Fitch went on to explain that social media is real, and everyone needs to ‘Pause Before You Post,’ because what they post can have real consequences.
“When using social media, once you send something you have lost control over it,” said Fitch. “There is a digital footprint for everything that you post, nothing gets deleted.”
That was just a small portion on Fitch’s presentation about social media peril and how the wrong material online can cost kids their dignity, college scholarships or even attendance into their college of choice.
Fitch gave an anecdote about having a college coach several years ago tell him that he was no longer going to recruit one of Fairport’s top players because of something the young man had posted on social media.
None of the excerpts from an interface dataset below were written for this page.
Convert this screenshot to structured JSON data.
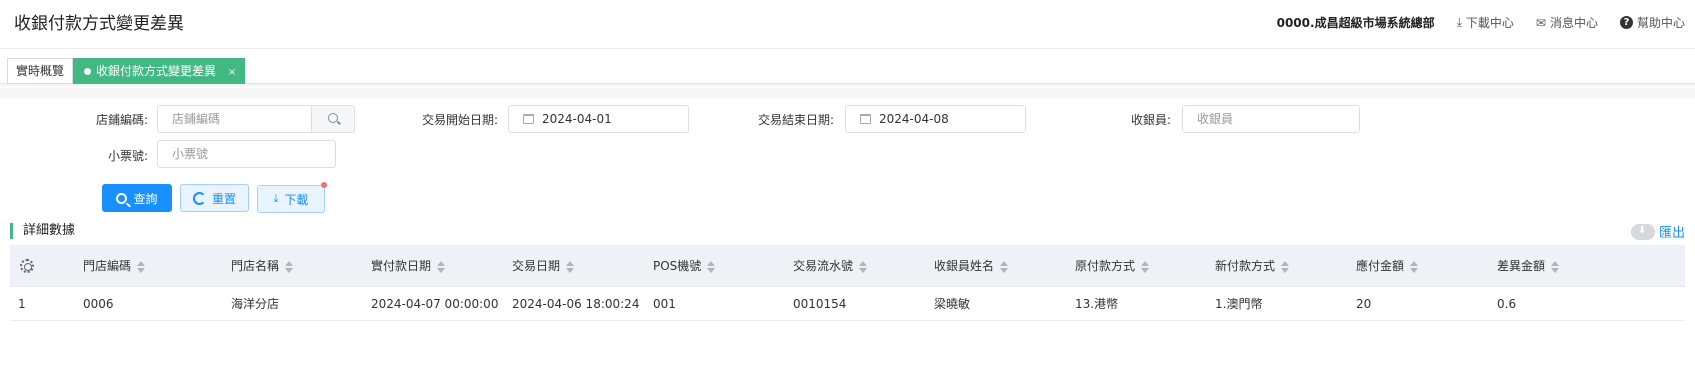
{
  "header": {
    "title": "收銀付款方式變更差異",
    "company": "0000.成昌超級市場系統總部",
    "download_center": "下載中心",
    "message_center": "消息中心",
    "help_center": "幫助中心"
  },
  "tabs": [
    {
      "label": "實時概覽"
    },
    {
      "label": "收銀付款方式變更差異",
      "close": "×"
    }
  ],
  "filters": {
    "store_code": {
      "label": "店鋪編碼:",
      "placeholder": "店鋪編碼"
    },
    "start_date": {
      "label": "交易開始日期:",
      "value": "2024-04-01"
    },
    "end_date": {
      "label": "交易結束日期:",
      "value": "2024-04-08"
    },
    "cashier": {
      "label": "收銀員:",
      "placeholder": "收銀員"
    },
    "receipt_no": {
      "label": "小票號:",
      "placeholder": "小票號"
    }
  },
  "actions": {
    "query": "查詢",
    "reset": "重置",
    "download": "下載"
  },
  "section": {
    "title": "詳細數據",
    "export": "匯出"
  },
  "table": {
    "columns": [
      "門店編碼",
      "門店名稱",
      "實付款日期",
      "交易日期",
      "POS機號",
      "交易流水號",
      "收銀員姓名",
      "原付款方式",
      "新付款方式",
      "應付金額",
      "差異金額"
    ],
    "rows": [
      {
        "index": "1",
        "cells": [
          "0006",
          "海洋分店",
          "2024-04-07 00:00:00",
          "2024-04-06 18:00:24",
          "001",
          "0010154",
          "梁曉敏",
          "13.港幣",
          "1.澳門幣",
          "20",
          "0.6"
        ]
      }
    ]
  },
  "colors": {
    "accent_green": "#42b983",
    "primary_blue": "#1890ff",
    "badge_red": "#f56c6c"
  }
}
Fitch also said that Harvard University conducted a social media experiment where they went through a list of accepted students and scoured their social media and if what they found was less than appealing, that student’s acceptance was revoked.
“The presentation was very good and really interesting,” said Simmons, 17, a senior student at Mount Morris. “He talked about real things and real problems, I never knew that there could be such dire consequences for social media posts.”
Though Fitch has presented to schools over 300 times in the last four years, this was Fitch’s first time visiting Mount Morris High School.
A Fairport High School graduate and former NCAA Division III Basketball Player at SUNY Geneseo, Fitch is becoming as well known for his speeches. He has been Fairport’s Varsity Basketball Coach for the past 16 years.
“If there could only be one take away from my presentation today it would be to self-evaluate, be proactive, and to step up when you see something,” said Fitch. “Most of these kids were so nervous at the beginning of my presentation and that carries different angles but what they need to realize is that they control their own image.”
Fitch also spoke about cyberbullying, a topic that he hears much about.
“It’s real and it’s still going on,” said Fitch.
Fitch shared a story about the night he missed a game because the sister of one of his players made an irreversible decision. He never mentioned what happened exactly but it was evident that the young girl took her life. A couple days later, Fitch got online and tried to determine what impacted the girl so much to go down that dark road. What he saw didn’t look that bad to him, Fitch told Mount Morris students.
“But I don’t get to make that decision,” said Fitch. “It doesn’t matter how I define cyberbullying, what matters is the person who is receiving it.”
Mount Morris 7-12 Principal Jesse Hamilton first met Fitch at the Section V Summit and has always been a big fan of Fitch’s presentations.
“This is such a good message for Mount Morris students,” said Hamilton. “Kids really need to think before they post because they don’t always realize the ripple effect of what they are doing.”
Hamilton went on to explain that he witnessed the students being completely engaged the entire presentation. That is presentation was preventative and proactive and that he would love an annual presentation.
Fitch went on to emphasize that social media isn’t all bad.
“This isn’t a bash social media presentation,” said Fitch.
Fitch marveled at being able to connect in seconds via Twitter with a coach overseas if he needs to know more about a player. He spoke about how students have the power to brand themselves like no generation before them, and use social media to show others the good things they do.
Fitch says it’s tough to measure whether teaching kids about social media helps.
“The feedback I’ve gotten from students and from schools, people having me back multiple times to talk, tells me there’s an impact,” said Fitch. “I really want to impact kids every day, that’s one of my life goals.”